Property values in Ada and Canyon Counties went up substantially this year. Chances are, if you own a house here you’ve received a letter from the county assessor saying your home is worth more. In Ada County the average increase was 18 percent.
Many people greet that news with disappointment because of a common misconception. It’s widely believed that if property values go up, property taxes go up automatically. That’s not the case. In fact even if you saw a big boost to your home value, your property tax might not change at all.
You can get an estimate of your property taxes using this online calculator from the Idaho Tax Commission.
Your property taxes are determined by the entities that have authority to tax you. Those include cities, counties, school districts, mosquito abatement districts, cemetery districts and a bunch more.
Every house falls into a tax-code area based on the different taxing district borders. There are 3,291 tax code areas in Idaho. So your neighbor across the street may be paying taxes for weed control while you pay for ambulance service.
It also means two homes with the same assessed value, in different parts of town, could get very different tax bills.
Say you live in Ada County and your home is worth $211,186. That’s the county average for 2014. Go to the tax commission’s property tax estimator. Select your county and plug in your home value. Then you have to select your tax code area. You’ll have hundreds to choose from.

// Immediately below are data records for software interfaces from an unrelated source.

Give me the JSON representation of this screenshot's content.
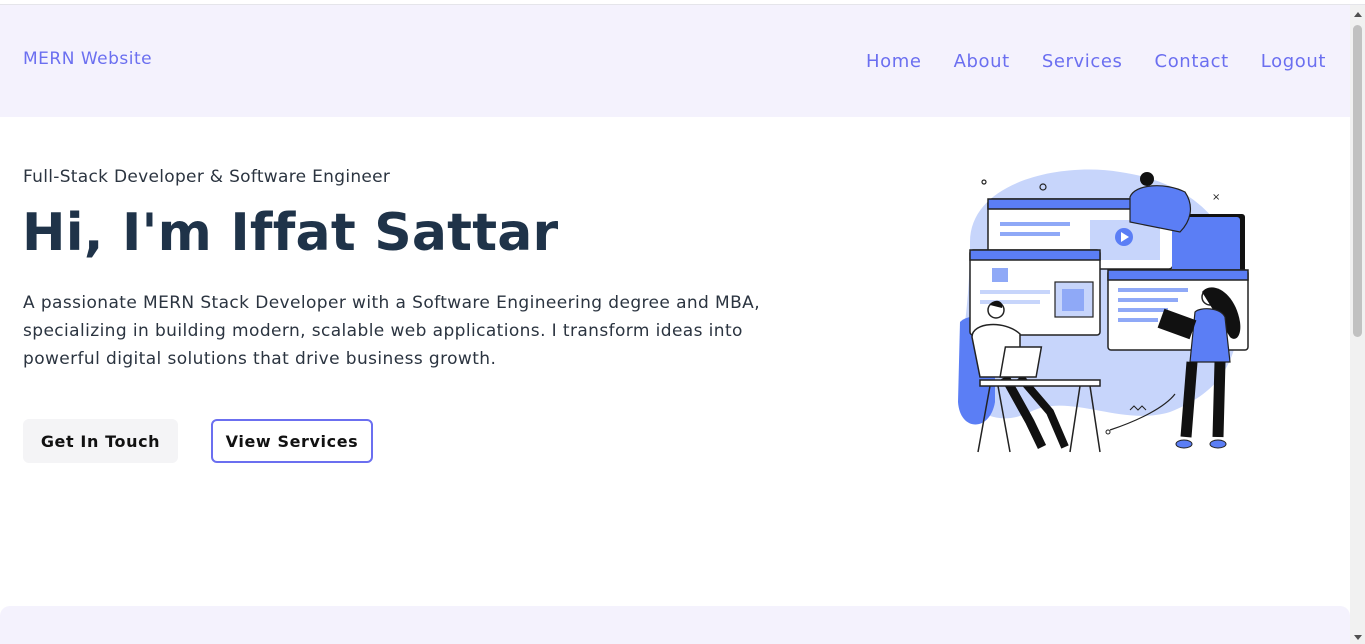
{
  "navbar": {
    "brand": "MERN Website",
    "links": [
      "Home",
      "About",
      "Services",
      "Contact",
      "Logout"
    ]
  },
  "hero": {
    "subtitle": "Full-Stack Developer & Software Engineer",
    "title": "Hi, I'm Iffat Sattar",
    "description": "A passionate MERN Stack Developer with a Software Engineering degree and MBA, specializing in building modern, scalable web applications. I transform ideas into powerful digital solutions that drive business growth.",
    "primary_button": "Get In Touch",
    "secondary_button": "View Services"
  },
  "colors": {
    "accent": "#6b6ff0",
    "nav_bg": "#f4f2fd",
    "heading": "#1f3349",
    "illustration_blue": "#5b7ef5",
    "illustration_light": "#c7d5fb"
  }
}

If you pick the first one on the list your estimated tax bill is $3,534. If you scroll way down and pick the last one, your bill is $2,227. Try some other areas at random and you’ll find estimates that are higher and lower.
Copyright 2014 Boise State Public Radio